Information supplied.
>>>>>

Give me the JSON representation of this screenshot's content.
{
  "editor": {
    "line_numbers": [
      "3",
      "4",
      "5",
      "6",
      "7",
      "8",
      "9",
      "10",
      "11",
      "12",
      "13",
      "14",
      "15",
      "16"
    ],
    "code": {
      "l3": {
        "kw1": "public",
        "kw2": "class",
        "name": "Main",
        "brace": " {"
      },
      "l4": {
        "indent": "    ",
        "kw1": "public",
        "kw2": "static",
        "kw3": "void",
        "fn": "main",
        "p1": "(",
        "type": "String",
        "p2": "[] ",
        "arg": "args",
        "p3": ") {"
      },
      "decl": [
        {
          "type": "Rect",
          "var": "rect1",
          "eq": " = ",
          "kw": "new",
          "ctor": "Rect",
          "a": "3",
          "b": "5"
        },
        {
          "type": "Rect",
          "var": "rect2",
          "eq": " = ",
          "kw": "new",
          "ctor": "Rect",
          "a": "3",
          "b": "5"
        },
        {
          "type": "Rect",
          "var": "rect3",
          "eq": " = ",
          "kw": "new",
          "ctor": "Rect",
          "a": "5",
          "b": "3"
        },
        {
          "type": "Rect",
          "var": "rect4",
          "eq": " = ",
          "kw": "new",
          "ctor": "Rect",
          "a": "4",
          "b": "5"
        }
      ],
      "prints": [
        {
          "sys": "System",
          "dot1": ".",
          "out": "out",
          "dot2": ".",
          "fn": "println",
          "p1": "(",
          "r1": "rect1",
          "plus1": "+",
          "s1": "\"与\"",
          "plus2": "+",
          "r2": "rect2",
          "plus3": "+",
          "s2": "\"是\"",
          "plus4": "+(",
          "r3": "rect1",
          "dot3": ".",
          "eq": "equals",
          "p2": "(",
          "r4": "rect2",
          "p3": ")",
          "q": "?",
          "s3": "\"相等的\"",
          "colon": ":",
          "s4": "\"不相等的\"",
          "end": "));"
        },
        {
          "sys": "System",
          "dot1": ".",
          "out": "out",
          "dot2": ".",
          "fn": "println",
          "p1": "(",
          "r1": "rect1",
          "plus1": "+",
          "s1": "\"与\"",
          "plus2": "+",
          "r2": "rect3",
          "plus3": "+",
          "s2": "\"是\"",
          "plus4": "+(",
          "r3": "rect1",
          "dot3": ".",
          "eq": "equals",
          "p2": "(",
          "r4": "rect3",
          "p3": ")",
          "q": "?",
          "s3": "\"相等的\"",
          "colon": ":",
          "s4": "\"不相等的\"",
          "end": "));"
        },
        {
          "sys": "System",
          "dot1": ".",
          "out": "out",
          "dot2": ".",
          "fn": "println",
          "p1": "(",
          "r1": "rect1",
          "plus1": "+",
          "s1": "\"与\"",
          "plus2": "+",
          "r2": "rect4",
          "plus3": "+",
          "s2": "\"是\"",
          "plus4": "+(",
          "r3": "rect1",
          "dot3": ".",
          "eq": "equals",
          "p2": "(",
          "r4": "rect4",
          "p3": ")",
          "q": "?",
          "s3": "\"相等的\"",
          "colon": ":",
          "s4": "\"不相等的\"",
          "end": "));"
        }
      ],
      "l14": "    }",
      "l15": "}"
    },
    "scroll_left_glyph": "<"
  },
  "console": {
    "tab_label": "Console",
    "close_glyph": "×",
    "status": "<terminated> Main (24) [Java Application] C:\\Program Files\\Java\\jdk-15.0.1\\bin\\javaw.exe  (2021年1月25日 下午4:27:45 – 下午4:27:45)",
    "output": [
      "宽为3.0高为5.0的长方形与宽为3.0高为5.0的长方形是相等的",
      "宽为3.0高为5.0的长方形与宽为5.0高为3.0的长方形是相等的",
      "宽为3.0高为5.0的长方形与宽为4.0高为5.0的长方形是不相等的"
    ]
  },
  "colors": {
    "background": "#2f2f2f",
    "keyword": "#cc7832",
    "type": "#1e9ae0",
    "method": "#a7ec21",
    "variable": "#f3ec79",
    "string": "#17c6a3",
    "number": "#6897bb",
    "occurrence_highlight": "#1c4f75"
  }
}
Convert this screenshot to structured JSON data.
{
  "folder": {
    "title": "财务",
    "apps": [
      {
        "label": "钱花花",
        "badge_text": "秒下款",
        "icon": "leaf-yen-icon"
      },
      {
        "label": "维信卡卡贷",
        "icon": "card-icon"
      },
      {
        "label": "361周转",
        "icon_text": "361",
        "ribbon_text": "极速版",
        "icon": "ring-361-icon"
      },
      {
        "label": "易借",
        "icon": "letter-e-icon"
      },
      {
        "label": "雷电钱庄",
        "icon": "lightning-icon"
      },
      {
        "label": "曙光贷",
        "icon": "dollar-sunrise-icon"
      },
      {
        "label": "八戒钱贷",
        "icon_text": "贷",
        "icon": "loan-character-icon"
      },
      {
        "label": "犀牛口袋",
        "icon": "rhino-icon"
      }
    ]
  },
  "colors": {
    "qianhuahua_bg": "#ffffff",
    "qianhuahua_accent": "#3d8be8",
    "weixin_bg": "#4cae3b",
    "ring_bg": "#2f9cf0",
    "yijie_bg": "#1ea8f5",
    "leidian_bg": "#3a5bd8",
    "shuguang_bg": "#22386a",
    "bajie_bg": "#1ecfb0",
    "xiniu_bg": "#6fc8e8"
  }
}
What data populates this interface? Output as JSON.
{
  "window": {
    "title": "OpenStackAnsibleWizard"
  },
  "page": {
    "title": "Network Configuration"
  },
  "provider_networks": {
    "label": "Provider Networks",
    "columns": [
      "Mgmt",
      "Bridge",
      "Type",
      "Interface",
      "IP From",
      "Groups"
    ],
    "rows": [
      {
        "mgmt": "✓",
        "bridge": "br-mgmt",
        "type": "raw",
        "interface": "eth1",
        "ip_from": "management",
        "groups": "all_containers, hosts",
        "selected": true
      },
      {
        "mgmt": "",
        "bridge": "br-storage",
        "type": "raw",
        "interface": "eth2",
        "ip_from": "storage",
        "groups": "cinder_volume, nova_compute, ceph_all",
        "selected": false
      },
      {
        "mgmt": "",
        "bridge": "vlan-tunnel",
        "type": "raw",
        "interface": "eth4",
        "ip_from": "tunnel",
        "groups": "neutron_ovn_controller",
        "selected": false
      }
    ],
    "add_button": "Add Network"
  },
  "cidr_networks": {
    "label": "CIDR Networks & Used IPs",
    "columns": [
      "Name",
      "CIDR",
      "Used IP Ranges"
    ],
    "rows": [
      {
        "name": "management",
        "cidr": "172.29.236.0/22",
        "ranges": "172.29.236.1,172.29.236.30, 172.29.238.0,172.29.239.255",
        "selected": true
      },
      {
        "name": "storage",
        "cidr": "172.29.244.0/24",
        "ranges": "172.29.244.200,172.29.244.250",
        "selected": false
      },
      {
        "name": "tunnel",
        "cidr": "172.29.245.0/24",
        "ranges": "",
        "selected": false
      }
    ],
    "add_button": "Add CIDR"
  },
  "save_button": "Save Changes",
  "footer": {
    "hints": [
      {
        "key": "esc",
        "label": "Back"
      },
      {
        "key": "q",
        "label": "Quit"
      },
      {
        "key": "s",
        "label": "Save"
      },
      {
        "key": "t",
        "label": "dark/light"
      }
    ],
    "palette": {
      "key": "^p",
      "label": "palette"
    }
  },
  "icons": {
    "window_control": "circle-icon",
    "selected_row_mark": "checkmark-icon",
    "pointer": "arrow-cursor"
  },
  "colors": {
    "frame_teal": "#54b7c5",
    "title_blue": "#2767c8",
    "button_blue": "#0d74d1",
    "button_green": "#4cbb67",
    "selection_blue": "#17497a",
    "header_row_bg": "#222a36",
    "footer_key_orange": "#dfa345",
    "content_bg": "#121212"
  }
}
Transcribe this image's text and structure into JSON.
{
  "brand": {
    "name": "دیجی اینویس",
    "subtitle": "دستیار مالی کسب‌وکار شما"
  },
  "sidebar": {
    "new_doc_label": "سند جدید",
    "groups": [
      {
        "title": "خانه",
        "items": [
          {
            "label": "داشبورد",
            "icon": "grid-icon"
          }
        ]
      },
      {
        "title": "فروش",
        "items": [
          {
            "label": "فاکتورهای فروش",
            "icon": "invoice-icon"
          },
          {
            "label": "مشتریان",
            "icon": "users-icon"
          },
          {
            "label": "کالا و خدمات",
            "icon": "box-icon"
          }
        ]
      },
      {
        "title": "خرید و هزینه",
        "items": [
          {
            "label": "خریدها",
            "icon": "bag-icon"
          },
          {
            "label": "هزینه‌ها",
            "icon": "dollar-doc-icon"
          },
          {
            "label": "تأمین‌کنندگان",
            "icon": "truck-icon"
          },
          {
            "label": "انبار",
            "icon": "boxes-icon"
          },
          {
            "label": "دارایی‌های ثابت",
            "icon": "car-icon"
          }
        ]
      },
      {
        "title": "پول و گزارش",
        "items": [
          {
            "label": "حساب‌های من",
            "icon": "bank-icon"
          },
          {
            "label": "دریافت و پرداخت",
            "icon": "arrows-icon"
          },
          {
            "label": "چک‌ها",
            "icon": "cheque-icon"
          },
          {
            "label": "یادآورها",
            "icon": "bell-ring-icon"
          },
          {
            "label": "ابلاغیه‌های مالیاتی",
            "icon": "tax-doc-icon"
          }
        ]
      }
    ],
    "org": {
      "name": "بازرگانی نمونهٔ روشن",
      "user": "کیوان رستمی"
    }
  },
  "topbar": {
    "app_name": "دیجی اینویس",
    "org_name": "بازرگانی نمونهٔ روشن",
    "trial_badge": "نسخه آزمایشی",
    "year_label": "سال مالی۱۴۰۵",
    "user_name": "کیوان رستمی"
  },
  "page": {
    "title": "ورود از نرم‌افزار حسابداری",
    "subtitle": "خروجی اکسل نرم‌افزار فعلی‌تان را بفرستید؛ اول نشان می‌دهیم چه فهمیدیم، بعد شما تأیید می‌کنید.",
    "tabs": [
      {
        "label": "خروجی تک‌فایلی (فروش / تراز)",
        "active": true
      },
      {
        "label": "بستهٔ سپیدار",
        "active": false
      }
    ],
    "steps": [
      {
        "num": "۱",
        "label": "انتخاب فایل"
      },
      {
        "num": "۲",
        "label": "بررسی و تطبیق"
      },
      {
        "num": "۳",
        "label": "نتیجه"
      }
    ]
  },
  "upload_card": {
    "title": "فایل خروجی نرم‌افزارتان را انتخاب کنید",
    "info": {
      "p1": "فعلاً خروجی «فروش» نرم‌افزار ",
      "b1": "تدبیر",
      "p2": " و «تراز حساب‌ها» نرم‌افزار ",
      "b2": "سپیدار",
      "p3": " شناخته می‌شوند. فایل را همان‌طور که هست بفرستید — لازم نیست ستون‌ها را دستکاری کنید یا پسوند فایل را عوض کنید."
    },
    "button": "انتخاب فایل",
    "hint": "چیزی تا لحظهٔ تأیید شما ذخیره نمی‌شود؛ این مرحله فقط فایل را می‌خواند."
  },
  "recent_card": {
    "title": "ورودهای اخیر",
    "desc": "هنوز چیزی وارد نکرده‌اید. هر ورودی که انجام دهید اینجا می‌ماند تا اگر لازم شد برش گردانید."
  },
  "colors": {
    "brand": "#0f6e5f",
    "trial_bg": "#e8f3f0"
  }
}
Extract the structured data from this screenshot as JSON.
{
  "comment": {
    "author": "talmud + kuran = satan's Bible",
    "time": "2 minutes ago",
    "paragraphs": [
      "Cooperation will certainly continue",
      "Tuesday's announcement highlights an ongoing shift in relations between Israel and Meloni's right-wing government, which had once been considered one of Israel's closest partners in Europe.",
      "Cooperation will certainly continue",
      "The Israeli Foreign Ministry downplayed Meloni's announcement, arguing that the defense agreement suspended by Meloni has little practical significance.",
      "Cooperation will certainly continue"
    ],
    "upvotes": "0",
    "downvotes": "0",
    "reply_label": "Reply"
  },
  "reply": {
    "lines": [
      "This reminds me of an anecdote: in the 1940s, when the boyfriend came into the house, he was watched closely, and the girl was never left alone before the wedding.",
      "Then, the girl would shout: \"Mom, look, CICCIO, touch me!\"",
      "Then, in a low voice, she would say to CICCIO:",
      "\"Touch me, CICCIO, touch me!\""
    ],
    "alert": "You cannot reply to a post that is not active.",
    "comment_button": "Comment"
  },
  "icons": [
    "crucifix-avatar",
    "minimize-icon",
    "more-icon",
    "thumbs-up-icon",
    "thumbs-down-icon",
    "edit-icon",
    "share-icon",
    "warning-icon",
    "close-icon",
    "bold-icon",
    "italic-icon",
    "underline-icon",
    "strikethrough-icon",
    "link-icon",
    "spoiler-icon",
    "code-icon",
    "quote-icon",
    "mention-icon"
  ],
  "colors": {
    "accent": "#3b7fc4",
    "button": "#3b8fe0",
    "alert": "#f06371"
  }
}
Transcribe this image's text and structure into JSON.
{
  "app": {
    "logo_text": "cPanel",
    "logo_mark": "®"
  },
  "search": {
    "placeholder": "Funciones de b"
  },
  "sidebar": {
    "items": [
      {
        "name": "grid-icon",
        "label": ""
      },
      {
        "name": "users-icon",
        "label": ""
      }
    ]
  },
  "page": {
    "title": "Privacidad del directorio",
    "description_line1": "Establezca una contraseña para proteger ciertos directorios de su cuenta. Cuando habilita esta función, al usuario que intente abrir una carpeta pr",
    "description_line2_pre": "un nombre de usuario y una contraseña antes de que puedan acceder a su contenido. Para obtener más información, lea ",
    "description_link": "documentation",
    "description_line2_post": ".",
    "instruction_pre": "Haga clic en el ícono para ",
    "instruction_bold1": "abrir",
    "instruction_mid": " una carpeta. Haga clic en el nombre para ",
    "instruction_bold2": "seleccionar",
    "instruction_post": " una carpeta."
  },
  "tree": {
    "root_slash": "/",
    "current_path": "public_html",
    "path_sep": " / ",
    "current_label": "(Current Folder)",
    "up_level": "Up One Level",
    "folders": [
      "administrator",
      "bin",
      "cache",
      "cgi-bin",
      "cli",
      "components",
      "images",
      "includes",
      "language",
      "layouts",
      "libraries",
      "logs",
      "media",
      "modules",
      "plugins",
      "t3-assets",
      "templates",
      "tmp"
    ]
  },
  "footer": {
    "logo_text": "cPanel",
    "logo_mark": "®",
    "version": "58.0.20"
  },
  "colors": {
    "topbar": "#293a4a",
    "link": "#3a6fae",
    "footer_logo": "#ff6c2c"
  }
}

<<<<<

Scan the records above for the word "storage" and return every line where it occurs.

Worked solution.
        "bridge": "br-storage",
        "ip_from": "storage",
        "name": "storage",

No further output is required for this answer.